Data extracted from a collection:

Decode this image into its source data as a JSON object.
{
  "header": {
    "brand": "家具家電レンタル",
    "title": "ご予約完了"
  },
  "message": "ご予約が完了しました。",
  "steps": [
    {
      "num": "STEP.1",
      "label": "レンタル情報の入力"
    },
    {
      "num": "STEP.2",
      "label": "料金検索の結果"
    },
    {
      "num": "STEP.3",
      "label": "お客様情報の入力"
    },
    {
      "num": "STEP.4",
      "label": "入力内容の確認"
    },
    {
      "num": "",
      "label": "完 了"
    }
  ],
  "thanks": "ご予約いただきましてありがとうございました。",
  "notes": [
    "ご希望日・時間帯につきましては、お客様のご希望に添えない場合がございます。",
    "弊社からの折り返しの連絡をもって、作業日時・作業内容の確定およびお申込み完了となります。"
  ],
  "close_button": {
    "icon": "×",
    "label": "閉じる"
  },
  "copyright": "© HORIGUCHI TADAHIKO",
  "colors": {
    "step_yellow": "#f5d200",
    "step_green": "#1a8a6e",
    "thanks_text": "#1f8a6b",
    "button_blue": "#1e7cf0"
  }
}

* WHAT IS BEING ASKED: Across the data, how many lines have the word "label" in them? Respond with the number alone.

* SOLUTION FOR THIS EXERCISE: 6